Look at each line below and count those with the word "изделия"; the answer is that number only.
*** Dataset records Section Begins ***
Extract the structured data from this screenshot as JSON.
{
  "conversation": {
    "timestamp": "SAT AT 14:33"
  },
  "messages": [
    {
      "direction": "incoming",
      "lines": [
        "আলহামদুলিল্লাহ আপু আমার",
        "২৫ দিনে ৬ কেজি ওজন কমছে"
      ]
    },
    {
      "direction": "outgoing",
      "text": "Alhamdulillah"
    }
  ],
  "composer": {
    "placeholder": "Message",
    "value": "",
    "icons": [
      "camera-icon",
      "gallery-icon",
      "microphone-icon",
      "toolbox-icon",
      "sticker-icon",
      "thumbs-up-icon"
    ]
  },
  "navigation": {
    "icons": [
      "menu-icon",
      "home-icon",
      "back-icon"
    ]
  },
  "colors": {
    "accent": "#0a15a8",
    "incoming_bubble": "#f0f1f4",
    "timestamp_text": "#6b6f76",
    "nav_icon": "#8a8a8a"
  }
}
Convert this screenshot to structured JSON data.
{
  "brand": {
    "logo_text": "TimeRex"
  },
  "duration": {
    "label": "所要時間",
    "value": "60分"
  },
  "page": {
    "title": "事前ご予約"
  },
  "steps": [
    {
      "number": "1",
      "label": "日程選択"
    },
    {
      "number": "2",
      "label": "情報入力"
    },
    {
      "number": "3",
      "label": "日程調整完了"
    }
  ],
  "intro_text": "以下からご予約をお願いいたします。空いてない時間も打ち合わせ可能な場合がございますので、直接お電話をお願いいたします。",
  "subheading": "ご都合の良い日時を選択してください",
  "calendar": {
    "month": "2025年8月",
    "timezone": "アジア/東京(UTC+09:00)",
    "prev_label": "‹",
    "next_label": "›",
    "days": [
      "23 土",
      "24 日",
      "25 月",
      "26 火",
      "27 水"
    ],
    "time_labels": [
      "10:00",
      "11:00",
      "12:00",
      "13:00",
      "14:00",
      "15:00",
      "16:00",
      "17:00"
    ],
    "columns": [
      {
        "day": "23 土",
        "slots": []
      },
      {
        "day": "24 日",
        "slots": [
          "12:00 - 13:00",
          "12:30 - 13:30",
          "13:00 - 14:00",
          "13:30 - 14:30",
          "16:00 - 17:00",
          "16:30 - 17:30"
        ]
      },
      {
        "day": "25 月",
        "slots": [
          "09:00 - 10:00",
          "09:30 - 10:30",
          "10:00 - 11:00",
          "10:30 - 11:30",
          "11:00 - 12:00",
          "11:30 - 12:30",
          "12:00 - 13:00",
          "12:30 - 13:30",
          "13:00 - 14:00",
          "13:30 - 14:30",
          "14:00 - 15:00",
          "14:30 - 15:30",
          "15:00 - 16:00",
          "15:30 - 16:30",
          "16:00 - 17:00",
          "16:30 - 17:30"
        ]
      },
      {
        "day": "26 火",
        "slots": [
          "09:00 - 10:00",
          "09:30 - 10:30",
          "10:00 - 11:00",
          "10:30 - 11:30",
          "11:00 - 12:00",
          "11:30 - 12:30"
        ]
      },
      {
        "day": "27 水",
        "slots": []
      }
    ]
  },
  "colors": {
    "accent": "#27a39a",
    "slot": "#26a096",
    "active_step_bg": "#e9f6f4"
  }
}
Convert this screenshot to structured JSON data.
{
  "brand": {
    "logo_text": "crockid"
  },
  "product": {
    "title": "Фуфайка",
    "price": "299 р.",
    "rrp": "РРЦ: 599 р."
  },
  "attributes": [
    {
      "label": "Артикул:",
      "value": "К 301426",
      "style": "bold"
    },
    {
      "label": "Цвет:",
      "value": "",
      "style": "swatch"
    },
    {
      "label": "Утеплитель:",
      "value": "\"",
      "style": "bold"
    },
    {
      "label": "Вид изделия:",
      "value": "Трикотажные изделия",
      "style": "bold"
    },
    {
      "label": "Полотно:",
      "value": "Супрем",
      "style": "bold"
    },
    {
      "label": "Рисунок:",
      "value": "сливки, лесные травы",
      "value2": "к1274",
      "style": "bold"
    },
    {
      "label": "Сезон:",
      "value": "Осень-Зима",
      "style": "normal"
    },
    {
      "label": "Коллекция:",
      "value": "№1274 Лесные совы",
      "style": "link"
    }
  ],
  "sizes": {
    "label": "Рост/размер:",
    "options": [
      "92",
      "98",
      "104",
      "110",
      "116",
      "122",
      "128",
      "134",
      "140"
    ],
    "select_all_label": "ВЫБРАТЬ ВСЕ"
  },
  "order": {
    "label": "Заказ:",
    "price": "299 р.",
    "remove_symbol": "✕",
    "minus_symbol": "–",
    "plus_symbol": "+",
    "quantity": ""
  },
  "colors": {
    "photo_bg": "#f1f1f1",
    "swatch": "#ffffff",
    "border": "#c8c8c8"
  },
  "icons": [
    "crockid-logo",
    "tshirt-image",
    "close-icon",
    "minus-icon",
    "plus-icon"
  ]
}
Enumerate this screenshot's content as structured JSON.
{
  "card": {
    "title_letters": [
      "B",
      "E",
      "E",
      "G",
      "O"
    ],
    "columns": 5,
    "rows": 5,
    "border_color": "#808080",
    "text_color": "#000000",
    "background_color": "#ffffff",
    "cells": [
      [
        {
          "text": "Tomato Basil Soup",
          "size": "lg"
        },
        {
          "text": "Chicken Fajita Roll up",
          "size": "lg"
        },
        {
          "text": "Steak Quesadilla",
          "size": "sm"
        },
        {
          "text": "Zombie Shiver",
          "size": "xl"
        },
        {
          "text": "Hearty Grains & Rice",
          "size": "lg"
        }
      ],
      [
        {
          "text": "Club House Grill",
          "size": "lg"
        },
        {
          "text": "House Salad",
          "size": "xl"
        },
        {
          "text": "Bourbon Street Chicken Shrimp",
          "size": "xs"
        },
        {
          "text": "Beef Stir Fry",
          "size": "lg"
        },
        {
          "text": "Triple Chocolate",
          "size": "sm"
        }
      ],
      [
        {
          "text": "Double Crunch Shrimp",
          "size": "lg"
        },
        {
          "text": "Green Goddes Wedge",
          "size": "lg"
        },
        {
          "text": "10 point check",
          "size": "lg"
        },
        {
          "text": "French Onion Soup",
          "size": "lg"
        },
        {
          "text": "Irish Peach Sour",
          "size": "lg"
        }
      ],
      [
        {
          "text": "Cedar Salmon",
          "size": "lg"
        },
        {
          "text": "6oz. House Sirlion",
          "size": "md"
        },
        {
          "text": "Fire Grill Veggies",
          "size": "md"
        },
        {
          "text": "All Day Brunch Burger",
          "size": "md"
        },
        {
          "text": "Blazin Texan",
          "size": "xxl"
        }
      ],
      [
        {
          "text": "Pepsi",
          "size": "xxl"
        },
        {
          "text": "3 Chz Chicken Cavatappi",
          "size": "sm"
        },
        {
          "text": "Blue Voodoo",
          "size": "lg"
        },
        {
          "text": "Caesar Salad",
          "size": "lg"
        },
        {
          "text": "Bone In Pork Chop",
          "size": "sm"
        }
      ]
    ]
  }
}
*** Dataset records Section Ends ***
Task response
2